**Work instruction**
In the records that follow, count the lines where the string "data" appears, and give the count with nothing added.

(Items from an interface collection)
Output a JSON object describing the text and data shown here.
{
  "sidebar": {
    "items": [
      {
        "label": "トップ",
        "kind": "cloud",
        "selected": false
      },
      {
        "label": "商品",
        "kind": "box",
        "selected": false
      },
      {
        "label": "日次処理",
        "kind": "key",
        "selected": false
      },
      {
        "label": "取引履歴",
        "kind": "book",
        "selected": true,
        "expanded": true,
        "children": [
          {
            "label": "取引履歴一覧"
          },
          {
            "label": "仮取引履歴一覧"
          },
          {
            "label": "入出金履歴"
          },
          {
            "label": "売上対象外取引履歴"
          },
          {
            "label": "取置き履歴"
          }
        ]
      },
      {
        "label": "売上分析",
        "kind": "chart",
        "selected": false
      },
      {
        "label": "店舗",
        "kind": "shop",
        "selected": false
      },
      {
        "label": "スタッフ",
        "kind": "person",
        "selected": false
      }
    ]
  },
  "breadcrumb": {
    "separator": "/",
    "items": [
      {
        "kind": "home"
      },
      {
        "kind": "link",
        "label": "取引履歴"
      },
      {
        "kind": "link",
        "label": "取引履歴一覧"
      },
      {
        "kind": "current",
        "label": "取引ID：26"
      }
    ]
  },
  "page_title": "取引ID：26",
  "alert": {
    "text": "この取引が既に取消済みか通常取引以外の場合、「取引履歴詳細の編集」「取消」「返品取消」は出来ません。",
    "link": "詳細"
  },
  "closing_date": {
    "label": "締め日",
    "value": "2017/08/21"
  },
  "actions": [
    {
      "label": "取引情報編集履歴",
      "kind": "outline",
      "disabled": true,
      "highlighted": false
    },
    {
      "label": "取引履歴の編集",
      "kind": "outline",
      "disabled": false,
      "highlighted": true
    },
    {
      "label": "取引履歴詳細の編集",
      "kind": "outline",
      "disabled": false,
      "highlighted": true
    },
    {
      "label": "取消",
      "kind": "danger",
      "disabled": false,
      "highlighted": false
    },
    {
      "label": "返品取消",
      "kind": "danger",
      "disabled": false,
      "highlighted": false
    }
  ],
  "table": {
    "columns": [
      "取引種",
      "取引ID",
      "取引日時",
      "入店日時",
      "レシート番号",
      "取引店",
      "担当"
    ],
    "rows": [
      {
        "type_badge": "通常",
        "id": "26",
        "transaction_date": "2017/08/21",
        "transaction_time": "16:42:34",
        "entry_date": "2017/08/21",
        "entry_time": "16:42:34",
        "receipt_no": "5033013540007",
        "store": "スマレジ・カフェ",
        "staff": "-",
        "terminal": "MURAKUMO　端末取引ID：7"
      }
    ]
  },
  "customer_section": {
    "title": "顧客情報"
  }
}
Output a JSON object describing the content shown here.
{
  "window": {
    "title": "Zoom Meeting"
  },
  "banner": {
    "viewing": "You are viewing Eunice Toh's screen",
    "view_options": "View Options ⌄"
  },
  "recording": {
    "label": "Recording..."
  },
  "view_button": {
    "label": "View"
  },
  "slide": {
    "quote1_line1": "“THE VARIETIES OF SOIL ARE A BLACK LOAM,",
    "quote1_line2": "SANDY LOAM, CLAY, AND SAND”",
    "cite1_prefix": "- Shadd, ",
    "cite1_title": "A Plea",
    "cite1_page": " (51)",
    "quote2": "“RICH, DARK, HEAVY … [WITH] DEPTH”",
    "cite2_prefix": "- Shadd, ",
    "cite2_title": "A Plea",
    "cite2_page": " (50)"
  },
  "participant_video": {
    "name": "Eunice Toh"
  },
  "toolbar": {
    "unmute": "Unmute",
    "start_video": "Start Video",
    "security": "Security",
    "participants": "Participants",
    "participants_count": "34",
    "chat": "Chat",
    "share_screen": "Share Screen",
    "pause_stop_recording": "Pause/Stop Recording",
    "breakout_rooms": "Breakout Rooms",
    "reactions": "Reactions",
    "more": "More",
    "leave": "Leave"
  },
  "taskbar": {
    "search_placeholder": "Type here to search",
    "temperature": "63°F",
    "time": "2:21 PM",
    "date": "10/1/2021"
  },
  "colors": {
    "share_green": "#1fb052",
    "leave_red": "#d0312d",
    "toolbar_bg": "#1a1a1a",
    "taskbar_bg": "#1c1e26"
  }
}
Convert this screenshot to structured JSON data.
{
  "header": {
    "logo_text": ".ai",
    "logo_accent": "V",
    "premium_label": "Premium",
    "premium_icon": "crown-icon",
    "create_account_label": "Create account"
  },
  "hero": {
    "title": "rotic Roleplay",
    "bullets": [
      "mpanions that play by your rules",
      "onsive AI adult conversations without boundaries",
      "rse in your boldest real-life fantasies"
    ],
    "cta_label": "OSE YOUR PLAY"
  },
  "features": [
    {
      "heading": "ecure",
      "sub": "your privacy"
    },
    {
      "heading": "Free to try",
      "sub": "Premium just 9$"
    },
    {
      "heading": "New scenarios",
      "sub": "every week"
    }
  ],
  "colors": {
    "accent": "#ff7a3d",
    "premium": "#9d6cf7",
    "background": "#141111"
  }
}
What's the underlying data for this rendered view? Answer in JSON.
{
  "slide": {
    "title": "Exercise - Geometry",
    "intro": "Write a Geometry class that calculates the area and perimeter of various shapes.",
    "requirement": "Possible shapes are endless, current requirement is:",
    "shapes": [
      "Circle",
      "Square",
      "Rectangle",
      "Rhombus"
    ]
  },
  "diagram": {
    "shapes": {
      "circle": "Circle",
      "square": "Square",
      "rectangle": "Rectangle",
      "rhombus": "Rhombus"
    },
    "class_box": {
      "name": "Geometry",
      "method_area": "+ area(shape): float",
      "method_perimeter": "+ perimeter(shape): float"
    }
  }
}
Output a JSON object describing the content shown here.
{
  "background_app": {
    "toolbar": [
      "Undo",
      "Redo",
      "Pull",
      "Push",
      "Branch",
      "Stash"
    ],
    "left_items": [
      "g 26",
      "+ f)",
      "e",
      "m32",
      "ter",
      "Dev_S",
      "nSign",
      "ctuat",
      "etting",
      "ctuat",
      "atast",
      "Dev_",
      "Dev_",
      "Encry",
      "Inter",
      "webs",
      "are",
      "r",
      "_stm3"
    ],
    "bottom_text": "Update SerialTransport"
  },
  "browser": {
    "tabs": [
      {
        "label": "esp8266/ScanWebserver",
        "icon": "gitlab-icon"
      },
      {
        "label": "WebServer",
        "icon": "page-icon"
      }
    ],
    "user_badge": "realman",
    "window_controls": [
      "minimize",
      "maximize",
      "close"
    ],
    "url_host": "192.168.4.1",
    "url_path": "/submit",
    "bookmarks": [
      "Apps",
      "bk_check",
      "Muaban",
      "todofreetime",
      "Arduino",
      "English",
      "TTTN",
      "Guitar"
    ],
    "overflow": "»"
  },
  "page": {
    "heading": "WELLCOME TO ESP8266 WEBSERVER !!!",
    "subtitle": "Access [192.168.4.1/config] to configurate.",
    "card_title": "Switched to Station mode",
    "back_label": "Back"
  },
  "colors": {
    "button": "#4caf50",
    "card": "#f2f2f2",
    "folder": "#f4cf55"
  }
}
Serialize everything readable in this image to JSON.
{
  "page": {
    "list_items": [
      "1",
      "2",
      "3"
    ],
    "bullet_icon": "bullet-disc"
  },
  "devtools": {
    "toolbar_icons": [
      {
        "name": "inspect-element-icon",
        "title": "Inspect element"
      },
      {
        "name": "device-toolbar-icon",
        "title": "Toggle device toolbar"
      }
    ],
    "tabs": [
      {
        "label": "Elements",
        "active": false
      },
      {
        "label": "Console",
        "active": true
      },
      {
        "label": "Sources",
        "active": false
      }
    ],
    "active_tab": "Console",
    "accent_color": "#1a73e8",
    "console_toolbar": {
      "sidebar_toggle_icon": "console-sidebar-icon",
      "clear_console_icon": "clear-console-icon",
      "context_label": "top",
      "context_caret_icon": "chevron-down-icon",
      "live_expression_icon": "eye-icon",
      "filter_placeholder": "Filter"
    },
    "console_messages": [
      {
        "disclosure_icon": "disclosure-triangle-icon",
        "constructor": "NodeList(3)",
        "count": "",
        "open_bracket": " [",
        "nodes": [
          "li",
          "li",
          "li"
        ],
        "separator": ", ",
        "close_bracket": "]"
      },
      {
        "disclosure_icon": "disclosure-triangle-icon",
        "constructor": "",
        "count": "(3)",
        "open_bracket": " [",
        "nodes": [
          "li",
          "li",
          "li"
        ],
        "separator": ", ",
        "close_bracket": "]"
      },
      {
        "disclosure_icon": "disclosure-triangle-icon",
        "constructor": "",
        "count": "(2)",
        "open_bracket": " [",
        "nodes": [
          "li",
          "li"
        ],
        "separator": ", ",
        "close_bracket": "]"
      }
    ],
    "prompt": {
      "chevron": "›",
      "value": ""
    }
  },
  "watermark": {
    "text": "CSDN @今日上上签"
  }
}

**Written solution**
3